EXERCISE DESCRIPTION: Each line in the records that mentions the word "skal" needs to be listed.

MATERIAL PROVIDED:
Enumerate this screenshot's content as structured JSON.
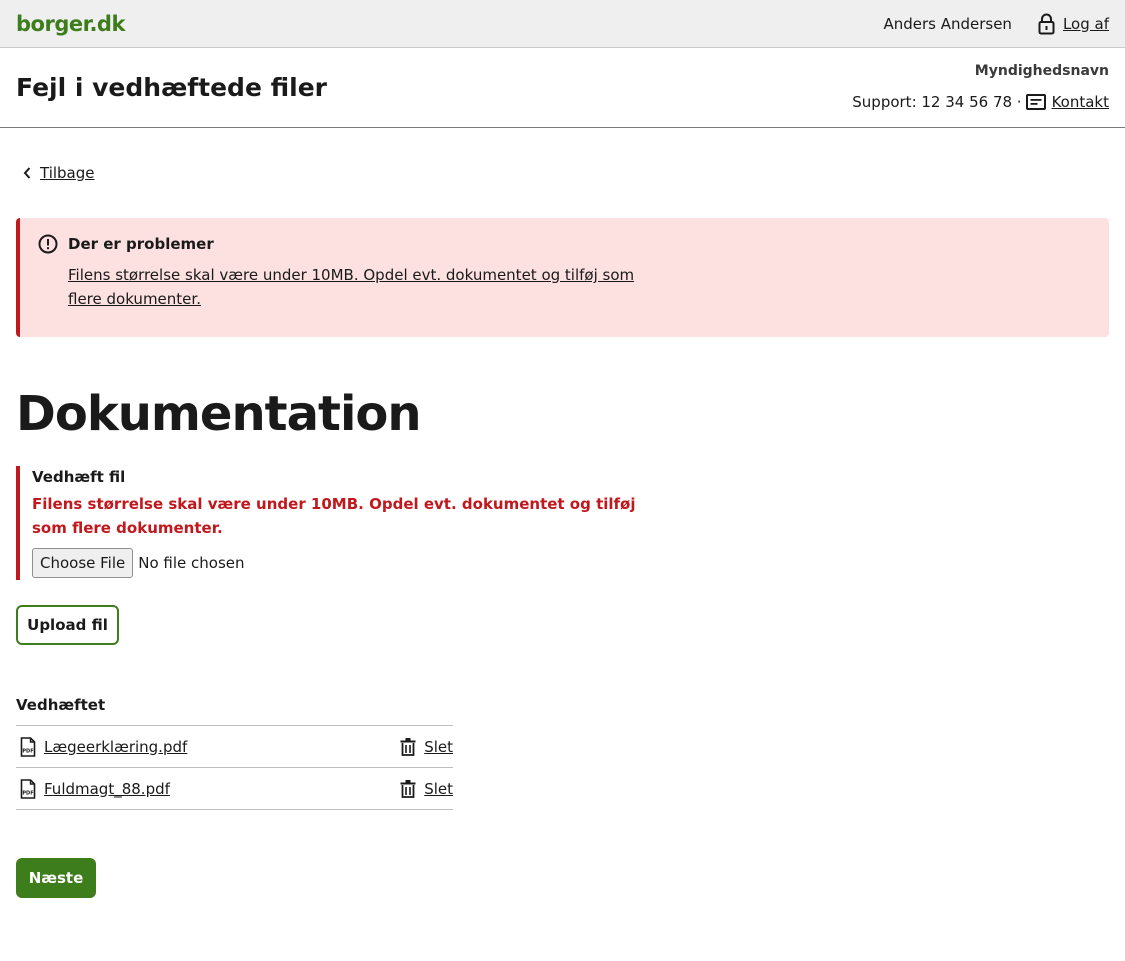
{
  "topbar": {
    "logo": "borger.dk",
    "user_name": "Anders Andersen",
    "logout_label": "Log af"
  },
  "header": {
    "title": "Fejl i vedhæftede filer",
    "authority": "Myndighedsnavn",
    "support": "Support: 12 34 56 78 ·",
    "contact_label": "Kontakt"
  },
  "back_label": "Tilbage",
  "alert": {
    "title": "Der er problemer",
    "message": "Filens størrelse skal være under 10MB. Opdel evt. dokumentet og tilføj som flere dokumenter."
  },
  "page_title": "Dokumentation",
  "upload_field": {
    "label": "Vedhæft fil",
    "error": "Filens størrelse skal være under 10MB. Opdel evt. dokumentet og tilføj som flere dokumenter.",
    "choose_label": "Choose File",
    "no_file_text": "No file chosen",
    "upload_button": "Upload fil"
  },
  "attachments": {
    "heading": "Vedhæftet",
    "delete_label": "Slet",
    "files": [
      {
        "name": "Lægeerklæring.pdf"
      },
      {
        "name": "Fuldmagt_88.pdf"
      }
    ]
  },
  "next_button": "Næste",
  "colors": {
    "brand_green": "#3d7d1c",
    "error_red": "#c0181c",
    "alert_bg": "#fde0e0"
  },
  "icons": [
    "lock-icon",
    "contact-card-icon",
    "chevron-left-icon",
    "exclamation-circle-icon",
    "pdf-file-icon",
    "trash-icon"
  ]
}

ANSWER TO THE PROBLEM:
    "message": "Filens størrelse skal være under 10MB. Opdel evt. dokumentet og tilføj som flere dokumenter."
    "error": "Filens størrelse skal være under 10MB. Opdel evt. dokumentet og tilføj som flere dokumenter.",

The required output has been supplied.